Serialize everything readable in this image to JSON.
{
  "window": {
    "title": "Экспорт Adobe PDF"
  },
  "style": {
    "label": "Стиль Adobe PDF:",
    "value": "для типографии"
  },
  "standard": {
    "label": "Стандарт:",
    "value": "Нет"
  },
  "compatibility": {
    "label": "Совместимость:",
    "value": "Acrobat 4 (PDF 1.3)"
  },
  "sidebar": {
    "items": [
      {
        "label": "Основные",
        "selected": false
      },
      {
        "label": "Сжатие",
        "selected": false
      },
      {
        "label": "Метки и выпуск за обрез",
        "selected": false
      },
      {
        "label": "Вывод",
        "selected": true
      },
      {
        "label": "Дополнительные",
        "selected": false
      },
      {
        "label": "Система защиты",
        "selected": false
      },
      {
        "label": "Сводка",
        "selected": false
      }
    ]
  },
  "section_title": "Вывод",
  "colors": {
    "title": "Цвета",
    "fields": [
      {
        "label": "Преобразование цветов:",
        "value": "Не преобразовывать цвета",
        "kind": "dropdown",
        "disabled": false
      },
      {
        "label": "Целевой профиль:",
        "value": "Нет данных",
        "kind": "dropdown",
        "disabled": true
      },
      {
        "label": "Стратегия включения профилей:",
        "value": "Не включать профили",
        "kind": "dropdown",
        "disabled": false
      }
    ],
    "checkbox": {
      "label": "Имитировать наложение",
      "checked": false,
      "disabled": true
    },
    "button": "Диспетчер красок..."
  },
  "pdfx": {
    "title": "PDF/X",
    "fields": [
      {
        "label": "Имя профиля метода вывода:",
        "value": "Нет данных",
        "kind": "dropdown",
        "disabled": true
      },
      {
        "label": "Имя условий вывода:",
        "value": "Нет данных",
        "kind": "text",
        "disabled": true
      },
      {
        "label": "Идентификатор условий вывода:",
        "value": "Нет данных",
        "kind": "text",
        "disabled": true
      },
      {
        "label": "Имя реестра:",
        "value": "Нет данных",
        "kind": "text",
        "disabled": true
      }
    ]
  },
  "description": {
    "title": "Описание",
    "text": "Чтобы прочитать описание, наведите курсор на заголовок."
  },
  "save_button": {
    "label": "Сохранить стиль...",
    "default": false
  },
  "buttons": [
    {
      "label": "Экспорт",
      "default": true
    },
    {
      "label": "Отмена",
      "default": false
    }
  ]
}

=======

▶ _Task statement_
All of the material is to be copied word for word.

▶ _Answer for this exercise_
Serialize everything readable in this image to JSON.
{
  "window": {
    "title": "Экспорт Adobe PDF"
  },
  "style": {
    "label": "Стиль Adobe PDF:",
    "value": "для типографии"
  },
  "standard": {
    "label": "Стандарт:",
    "value": "Нет"
  },
  "compatibility": {
    "label": "Совместимость:",
    "value": "Acrobat 4 (PDF 1.3)"
  },
  "sidebar": {
    "items": [
      {
        "label": "Основные",
        "selected": false
      },
      {
        "label": "Сжатие",
        "selected": false
      },
      {
        "label": "Метки и выпуск за обрез",
        "selected": false
      },
      {
        "label": "Вывод",
        "selected": true
      },
      {
        "label": "Дополнительные",
        "selected": false
      },
      {
        "label": "Система защиты",
        "selected": false
      },
      {
        "label": "Сводка",
        "selected": false
      }
    ]
  },
  "section_title": "Вывод",
  "colors": {
    "title": "Цвета",
    "fields": [
      {
        "label": "Преобразование цветов:",
        "value": "Не преобразовывать цвета",
        "kind": "dropdown",
        "disabled": false
      },
      {
        "label": "Целевой профиль:",
        "value": "Нет данных",
        "kind": "dropdown",
        "disabled": true
      },
      {
        "label": "Стратегия включения профилей:",
        "value": "Не включать профили",
        "kind": "dropdown",
        "disabled": false
      }
    ],
    "checkbox": {
      "label": "Имитировать наложение",
      "checked": false,
      "disabled": true
    },
    "button": "Диспетчер красок..."
  },
  "pdfx": {
    "title": "PDF/X",
    "fields": [
      {
        "label": "Имя профиля метода вывода:",
        "value": "Нет данных",
        "kind": "dropdown",
        "disabled": true
      },
      {
        "label": "Имя условий вывода:",
        "value": "Нет данных",
        "kind": "text",
        "disabled": true
      },
      {
        "label": "Идентификатор условий вывода:",
        "value": "Нет данных",
        "kind": "text",
        "disabled": true
      },
      {
        "label": "Имя реестра:",
        "value": "Нет данных",
        "kind": "text",
        "disabled": true
      }
    ]
  },
  "description": {
    "title": "Описание",
    "text": "Чтобы прочитать описание, наведите курсор на заголовок."
  },
  "save_button": {
    "label": "Сохранить стиль...",
    "default": false
  },
  "buttons": [
    {
      "label": "Экспорт",
      "default": true
    },
    {
      "label": "Отмена",
      "default": false
    }
  ]
}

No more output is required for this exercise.